» **PROBLEM**: Make an exact copy of every record that follows.
----
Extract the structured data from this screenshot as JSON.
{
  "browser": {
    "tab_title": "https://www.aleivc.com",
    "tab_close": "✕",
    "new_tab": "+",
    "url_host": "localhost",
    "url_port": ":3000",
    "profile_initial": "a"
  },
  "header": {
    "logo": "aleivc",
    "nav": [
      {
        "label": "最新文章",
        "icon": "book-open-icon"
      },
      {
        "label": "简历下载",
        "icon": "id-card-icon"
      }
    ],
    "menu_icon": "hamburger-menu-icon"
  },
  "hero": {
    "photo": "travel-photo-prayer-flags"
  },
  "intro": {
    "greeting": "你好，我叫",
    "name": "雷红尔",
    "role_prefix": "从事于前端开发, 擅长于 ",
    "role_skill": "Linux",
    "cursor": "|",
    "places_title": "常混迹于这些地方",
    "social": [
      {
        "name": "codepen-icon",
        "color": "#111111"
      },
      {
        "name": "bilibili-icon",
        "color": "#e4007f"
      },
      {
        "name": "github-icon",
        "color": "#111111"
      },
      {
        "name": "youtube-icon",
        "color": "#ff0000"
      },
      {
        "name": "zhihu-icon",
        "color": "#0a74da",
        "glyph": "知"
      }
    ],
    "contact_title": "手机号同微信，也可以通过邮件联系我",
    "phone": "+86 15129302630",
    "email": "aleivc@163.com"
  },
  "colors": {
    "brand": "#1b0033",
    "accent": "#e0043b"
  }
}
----
» **REPLY**:
Extract the structured data from this screenshot as JSON.
{
  "browser": {
    "tab_title": "https://www.aleivc.com",
    "tab_close": "✕",
    "new_tab": "+",
    "url_host": "localhost",
    "url_port": ":3000",
    "profile_initial": "a"
  },
  "header": {
    "logo": "aleivc",
    "nav": [
      {
        "label": "最新文章",
        "icon": "book-open-icon"
      },
      {
        "label": "简历下载",
        "icon": "id-card-icon"
      }
    ],
    "menu_icon": "hamburger-menu-icon"
  },
  "hero": {
    "photo": "travel-photo-prayer-flags"
  },
  "intro": {
    "greeting": "你好，我叫",
    "name": "雷红尔",
    "role_prefix": "从事于前端开发, 擅长于 ",
    "role_skill": "Linux",
    "cursor": "|",
    "places_title": "常混迹于这些地方",
    "social": [
      {
        "name": "codepen-icon",
        "color": "#111111"
      },
      {
        "name": "bilibili-icon",
        "color": "#e4007f"
      },
      {
        "name": "github-icon",
        "color": "#111111"
      },
      {
        "name": "youtube-icon",
        "color": "#ff0000"
      },
      {
        "name": "zhihu-icon",
        "color": "#0a74da",
        "glyph": "知"
      }
    ],
    "contact_title": "手机号同微信，也可以通过邮件联系我",
    "phone": "+86 15129302630",
    "email": "aleivc@163.com"
  },
  "colors": {
    "brand": "#1b0033",
    "accent": "#e0043b"
  }
}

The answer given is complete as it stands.